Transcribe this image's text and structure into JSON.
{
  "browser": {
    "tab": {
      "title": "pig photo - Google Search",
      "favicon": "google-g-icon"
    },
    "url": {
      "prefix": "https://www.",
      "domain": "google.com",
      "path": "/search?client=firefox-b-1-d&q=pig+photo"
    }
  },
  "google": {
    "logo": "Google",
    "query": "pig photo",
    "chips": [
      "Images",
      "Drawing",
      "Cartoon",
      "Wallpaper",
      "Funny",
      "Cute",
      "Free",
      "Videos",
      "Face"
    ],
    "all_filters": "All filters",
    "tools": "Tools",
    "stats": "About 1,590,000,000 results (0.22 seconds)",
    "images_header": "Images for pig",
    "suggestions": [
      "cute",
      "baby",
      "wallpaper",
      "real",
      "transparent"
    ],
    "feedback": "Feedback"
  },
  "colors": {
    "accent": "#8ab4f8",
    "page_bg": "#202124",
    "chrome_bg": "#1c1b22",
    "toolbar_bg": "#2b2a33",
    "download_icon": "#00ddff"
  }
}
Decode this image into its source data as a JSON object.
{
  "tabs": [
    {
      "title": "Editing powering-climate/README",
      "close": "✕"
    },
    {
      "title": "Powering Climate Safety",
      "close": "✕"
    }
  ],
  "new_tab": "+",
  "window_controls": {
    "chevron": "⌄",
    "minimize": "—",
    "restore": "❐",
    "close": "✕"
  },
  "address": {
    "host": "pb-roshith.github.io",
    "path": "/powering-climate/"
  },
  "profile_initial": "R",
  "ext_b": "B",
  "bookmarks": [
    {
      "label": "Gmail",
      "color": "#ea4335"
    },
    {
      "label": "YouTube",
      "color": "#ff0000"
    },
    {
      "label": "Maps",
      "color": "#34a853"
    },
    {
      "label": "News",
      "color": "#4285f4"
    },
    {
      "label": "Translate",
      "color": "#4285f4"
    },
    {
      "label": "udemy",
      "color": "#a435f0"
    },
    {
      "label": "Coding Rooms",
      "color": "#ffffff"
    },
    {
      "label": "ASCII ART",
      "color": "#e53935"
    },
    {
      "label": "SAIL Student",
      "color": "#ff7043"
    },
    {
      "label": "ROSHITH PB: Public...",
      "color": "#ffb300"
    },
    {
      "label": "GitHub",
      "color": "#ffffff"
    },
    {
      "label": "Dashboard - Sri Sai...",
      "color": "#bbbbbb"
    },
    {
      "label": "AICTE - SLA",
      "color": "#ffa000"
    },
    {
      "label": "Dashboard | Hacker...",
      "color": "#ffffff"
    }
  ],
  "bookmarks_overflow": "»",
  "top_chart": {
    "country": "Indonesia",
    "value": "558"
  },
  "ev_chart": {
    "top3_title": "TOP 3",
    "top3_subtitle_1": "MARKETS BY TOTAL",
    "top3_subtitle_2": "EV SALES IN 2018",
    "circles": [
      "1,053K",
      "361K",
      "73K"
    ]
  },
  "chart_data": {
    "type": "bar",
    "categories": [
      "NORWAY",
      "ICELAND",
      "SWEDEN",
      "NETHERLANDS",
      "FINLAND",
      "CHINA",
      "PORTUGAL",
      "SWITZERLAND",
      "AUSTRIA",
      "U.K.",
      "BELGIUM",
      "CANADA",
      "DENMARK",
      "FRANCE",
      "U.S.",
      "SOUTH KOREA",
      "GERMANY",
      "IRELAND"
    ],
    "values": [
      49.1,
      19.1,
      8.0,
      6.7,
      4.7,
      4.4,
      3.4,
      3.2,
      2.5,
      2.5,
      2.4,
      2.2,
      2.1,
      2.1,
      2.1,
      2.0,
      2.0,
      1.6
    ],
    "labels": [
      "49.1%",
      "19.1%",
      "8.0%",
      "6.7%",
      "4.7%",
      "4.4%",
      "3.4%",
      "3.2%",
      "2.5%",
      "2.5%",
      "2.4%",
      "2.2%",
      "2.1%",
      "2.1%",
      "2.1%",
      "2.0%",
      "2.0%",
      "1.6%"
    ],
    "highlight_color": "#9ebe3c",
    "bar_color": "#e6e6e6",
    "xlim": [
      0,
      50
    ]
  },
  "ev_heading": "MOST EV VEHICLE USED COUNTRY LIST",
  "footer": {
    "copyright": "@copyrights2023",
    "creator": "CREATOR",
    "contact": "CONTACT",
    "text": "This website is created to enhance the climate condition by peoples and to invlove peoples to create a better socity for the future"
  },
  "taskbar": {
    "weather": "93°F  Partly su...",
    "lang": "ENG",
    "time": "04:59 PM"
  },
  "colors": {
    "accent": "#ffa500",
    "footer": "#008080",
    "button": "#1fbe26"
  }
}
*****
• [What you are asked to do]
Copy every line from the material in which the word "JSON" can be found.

• [Expected output]
Transcribe this image's text and structure into JSON.
Decode this image into its source data as a JSON object.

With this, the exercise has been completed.